Plasmodium yoeliioocyst intensity (number of oocysts per midgut). Boxes represent the first and third quartiles, and whiskers encompass the values within 1.5 interquartile ranges of the lower and upper quartiles.
© Copyright Policy - open-access
Related In: Results  -  Collection

License 1 - License 2
Show All Figures
getmorefigures.php?uid=PMC4318179&req=5
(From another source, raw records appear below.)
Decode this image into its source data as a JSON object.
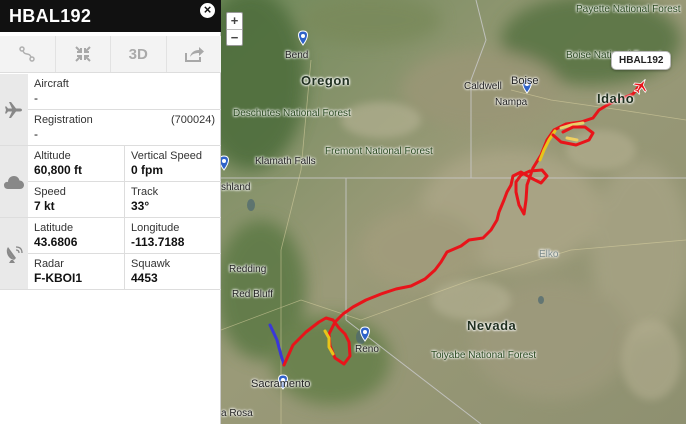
{
  "flight": {
    "callsign": "HBAL192",
    "close_label": "×",
    "tag_label": "HBAL192"
  },
  "toolbar": {
    "route_icon": "route-icon",
    "collapse_icon": "collapse-arrows-icon",
    "label_3d": "3D",
    "share_icon": "share-arrow-icon"
  },
  "aircraft": {
    "aircraft_label": "Aircraft",
    "aircraft_value": "-",
    "registration_label": "Registration",
    "registration_value": "-",
    "registration_id": "(700024)"
  },
  "weather": {
    "altitude_label": "Altitude",
    "altitude_value": "60,800 ft",
    "vspeed_label": "Vertical Speed",
    "vspeed_value": "0 fpm",
    "speed_label": "Speed",
    "speed_value": "7 kt",
    "track_label": "Track",
    "track_value": "33°"
  },
  "position": {
    "lat_label": "Latitude",
    "lat_value": "43.6806",
    "lon_label": "Longitude",
    "lon_value": "-113.7188",
    "radar_label": "Radar",
    "radar_value": "F-KBOI1",
    "squawk_label": "Squawk",
    "squawk_value": "4453"
  },
  "map": {
    "zoom_in": "+",
    "zoom_out": "−",
    "labels": {
      "payette": "Payette National Forest",
      "boise_nf": "Boise National Forest",
      "bend": "Bend",
      "oregon": "Oregon",
      "caldwell": "Caldwell",
      "boise": "Boise",
      "nampa": "Nampa",
      "idaho": "Idaho",
      "deschutes": "Deschutes National Forest",
      "fremont": "Fremont National Forest",
      "klamath": "Klamath Falls",
      "ashland": "shland",
      "elko": "Elko",
      "redding": "Redding",
      "redbluff": "Red Bluff",
      "nevada": "Nevada",
      "reno": "Reno",
      "toiyabe": "Toiyabe National Forest",
      "sacramento": "Sacramento",
      "santarosa": "a Rosa"
    },
    "colors": {
      "track_red": "#e8141a",
      "track_yellow": "#e8c41a",
      "track_blue": "#3a38d8",
      "land": "#8a9a6a"
    }
  }
}
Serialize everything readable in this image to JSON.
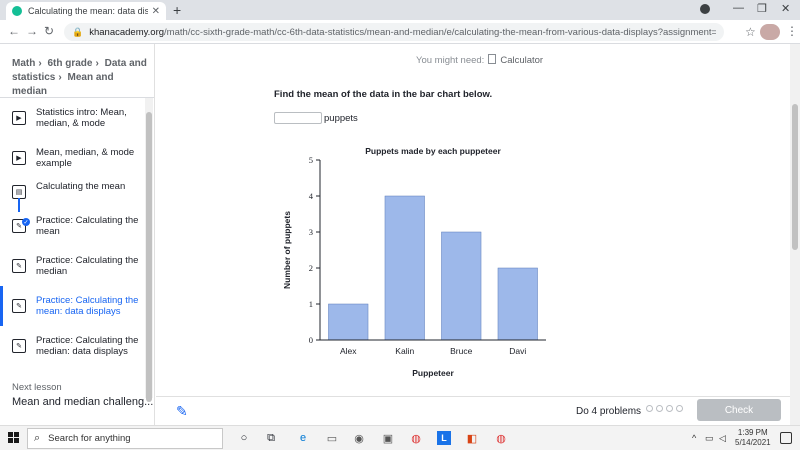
{
  "browser": {
    "tab_title": "Calculating the mean: data disp",
    "url_domain": "khanacademy.org",
    "url_path": "/math/cc-sixth-grade-math/cc-6th-data-statistics/mean-and-median/e/calculating-the-mean-from-various-data-displays?assignment=ag5zfmtoYW..."
  },
  "breadcrumb": {
    "items": [
      "Math",
      "6th grade",
      "Data and statistics",
      "Mean and median"
    ]
  },
  "sidebar": {
    "items": [
      {
        "label": "Statistics intro: Mean, median, & mode",
        "icon": "play-icon"
      },
      {
        "label": "Mean, median, & mode example",
        "icon": "play-icon"
      },
      {
        "label": "Calculating the mean",
        "icon": "article-icon"
      },
      {
        "label": "Practice: Calculating the mean",
        "icon": "pencil-icon"
      },
      {
        "label": "Practice: Calculating the median",
        "icon": "pencil-icon"
      },
      {
        "label": "Practice: Calculating the mean: data displays",
        "icon": "pencil-icon"
      },
      {
        "label": "Practice: Calculating the median: data displays",
        "icon": "pencil-icon"
      }
    ],
    "active_index": 5,
    "next_lesson_title": "Next lesson",
    "next_lesson_name": "Mean and median challeng..."
  },
  "exercise": {
    "might_need": "You might need:",
    "tool": "Calculator",
    "prompt": "Find the mean of the data in the bar chart below.",
    "answer_value": "",
    "unit": "puppets"
  },
  "chart_data": {
    "type": "bar",
    "title": "Puppets made by each puppeteer",
    "xlabel": "Puppeteer",
    "ylabel": "Number of puppets",
    "categories": [
      "Alex",
      "Kalin",
      "Bruce",
      "Davi"
    ],
    "values": [
      1,
      4,
      3,
      2
    ],
    "ylim": [
      0,
      5
    ],
    "yticks": [
      "0",
      "1",
      "2",
      "3",
      "4",
      "5"
    ],
    "bar_color": "#9db8ea",
    "bar_edge": "#5a7bb8",
    "grid": false
  },
  "footer": {
    "do_label": "Do 4 problems",
    "problem_count": 4,
    "check_label": "Check"
  },
  "taskbar": {
    "search_placeholder": "Search for anything",
    "time": "1:39 PM",
    "date": "5/14/2021"
  },
  "colors": {
    "accent": "#1865f2",
    "check_disabled": "#babec2"
  }
}
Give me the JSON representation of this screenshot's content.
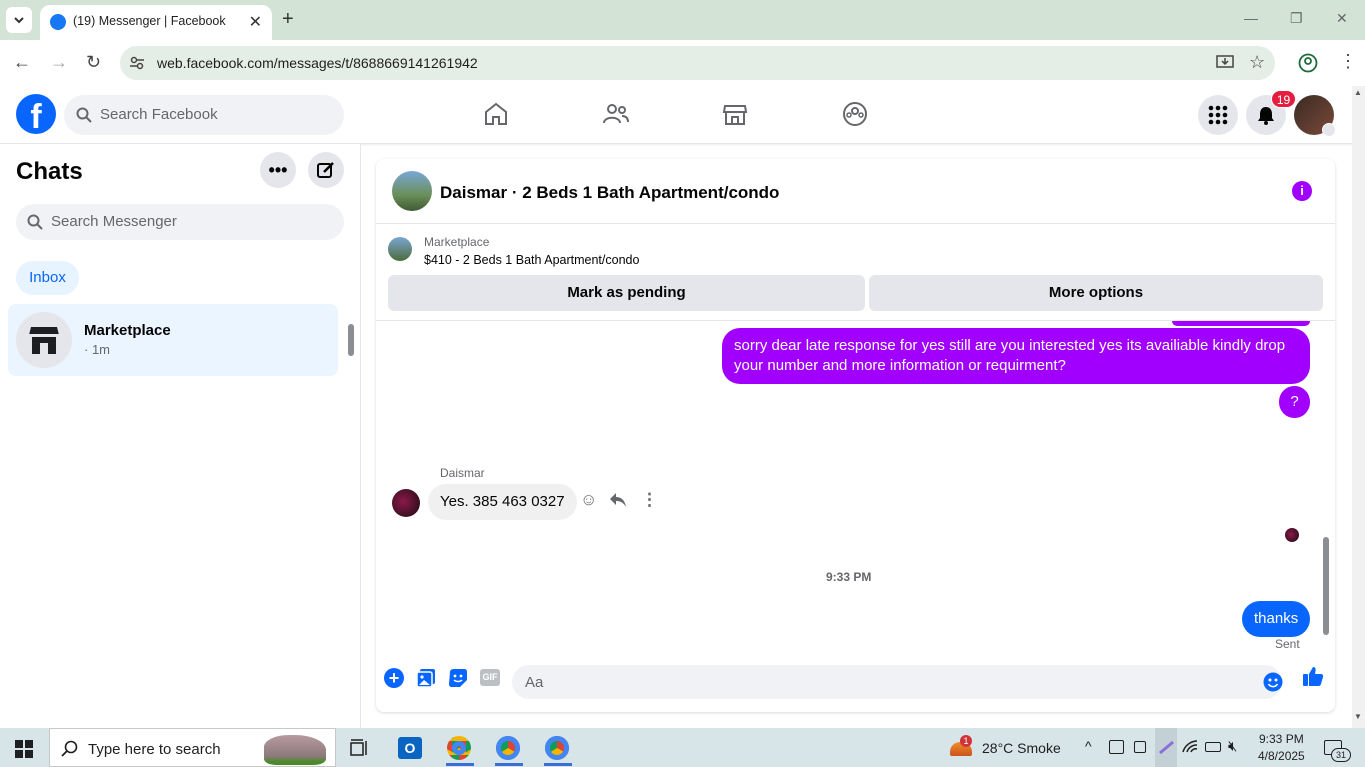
{
  "browser": {
    "tab_title": "(19) Messenger | Facebook",
    "url": "web.facebook.com/messages/t/8688669141261942"
  },
  "fb_header": {
    "search_placeholder": "Search Facebook",
    "notification_count": "19"
  },
  "chats": {
    "title": "Chats",
    "search_placeholder": "Search Messenger",
    "filter_tab": "Inbox",
    "items": [
      {
        "name": "Marketplace",
        "time": "· 1m"
      }
    ]
  },
  "conversation": {
    "title": "Daismar · 2 Beds 1 Bath Apartment/condo",
    "marketplace_label": "Marketplace",
    "listing": "$410 - 2 Beds 1 Bath Apartment/condo",
    "mark_pending_label": "Mark as pending",
    "more_options_label": "More options",
    "messages": [
      {
        "text": "sorry dear late response for yes still are you interested yes its availiable  kindly  drop your number and more information or requirment?"
      },
      {
        "text": "?"
      },
      {
        "sender": "Daismar",
        "text": "Yes. 385 463 0327"
      },
      {
        "text": "thanks"
      }
    ],
    "timestamp": "9:33 PM",
    "sent_status": "Sent",
    "composer_placeholder": "Aa"
  },
  "taskbar": {
    "search_placeholder": "Type here to search",
    "weather": "28°C  Smoke",
    "weather_badge": "1",
    "clock_time": "9:33 PM",
    "clock_date": "4/8/2025",
    "notification_count": "31"
  },
  "colors": {
    "fb_blue": "#0866ff",
    "purple_bubble": "#a100ff",
    "badge_red": "#e41e3f"
  }
}
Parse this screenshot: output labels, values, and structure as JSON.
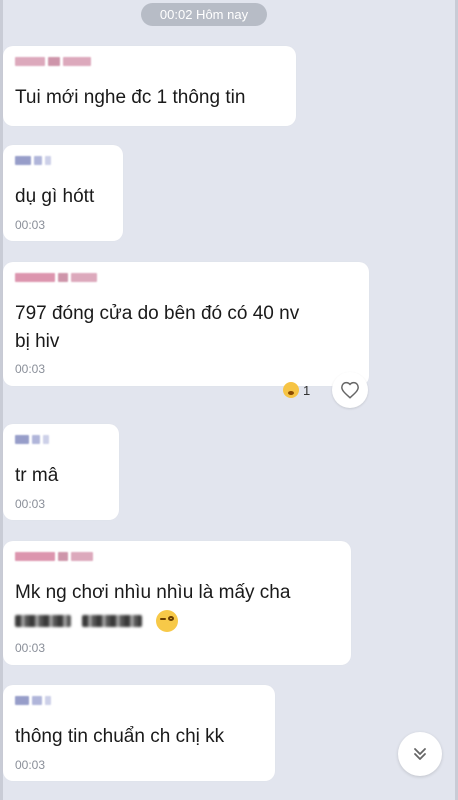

Fig2: Plasmodium yoeliioocyst intensity (number of oocysts per midgut). Boxes represent the first and third quartiles, and whiskers encompass the values within 1.5 interquartile ranges of the lower and upper quartiles.
Mentions: None of the P. yoelii malaria infection parameters was significantly affected by fungal exposure or exposure timing (Table 1, Figures 2 and 3). Infection prevalence was slightly higher in the day 0 exposure groups (90% for both fungus and control mosquitoes) than in the day 3 groups (75% for fungus and 70% for controls), but the difference was marginally insignificant (z = −1.94, p = 0.053). Although the number of sporozoites per oocyst was lower in mosquitoes exposed to fungus (z = 2.15, p = 0.032), this result was driven by a single outlier. When this data point was not included in the analysis, neither fungal exposure (χ2 = 1.22, p = 0.269) nor exposure timing (χ2 = 1.06, p = 0.303) significantly affected sporozoite density per oocyst.Table 1

Bottom Line: The study used two parasite species to examine possible effects of fungal infection at different parasite development stages.Similarly, for P. falciparum, there was no evidence that fungal infection affected sporozoite prevalence.These results suggest that the impact of fungus on malaria control potential is limited to the well-established effects on mosquito survival and transmission behaviour.

View Article: PubMed Central - PubMed

Affiliation: Merkle Laboratory, The Pennsylvania State University, University Park, PA, 16803, USA. yxh5118@psu.edu.

ABSTRACT

Background: Mosquitoes are becoming increasingly resistant to the chemical insecticides currently available for malaria vector control, spurring interest in alternative management tools. One promising technology is the use of fungal entomopathogens. Fungi have been shown to impact the potential for mosquitoes to transmit malaria by reducing mosquito longevity and altering behaviour associated with flight and host location. Additionally, fungi could impact the development of malaria parasites within the mosquito via competition for resources or effects on the mosquito immune system. This study evaluated whether co-infection or superinfection with the fungal entomopathogen Beauveria bassiana affected malaria infection progress in Anopheles stephensi mosquitoes.

Methods: The study used two parasite species to examine possible effects of fungal infection at different parasite development stages. First, the rodent malaria model Plasmodium yoelii was used to explore interactions at the oocyst stage. Plasmodium yoelii produces high oocyst densities in infected mosquitoes and thus was expected to maximize host immunological and resource demands. Second, fungal interactions with mature sporozoites were evaluated by infecting mosquitoes with the human malaria species Plasmodium falciparum, which is highly efficient at invading mosquito salivary glands.

Results: With P. yoelii, there was no evidence that fungal co-infection (on the same day as the blood meal) or superinfection (during a subsequent gonotrophic cycle after parasite infection) affected the proportion of mosquitoes with oocysts, the number of oocysts per infected mosquito or the number of sporozoites per oocyst. Similarly, for P. falciparum, there was no evidence that fungal infection affected sporozoite prevalence. Furthermore, there was no impact of infection with either malaria species on fungal virulence as measured by mosquito survival time.

Conclusions: These results suggest that the impact of fungus on malaria control potential is limited to the well-established effects on mosquito survival and transmission behaviour. Direct or indirect interactions between fungus and malaria parasites within mosquitoes appear to have little additional influence.

Show MeSH
Related in: MedlinePlus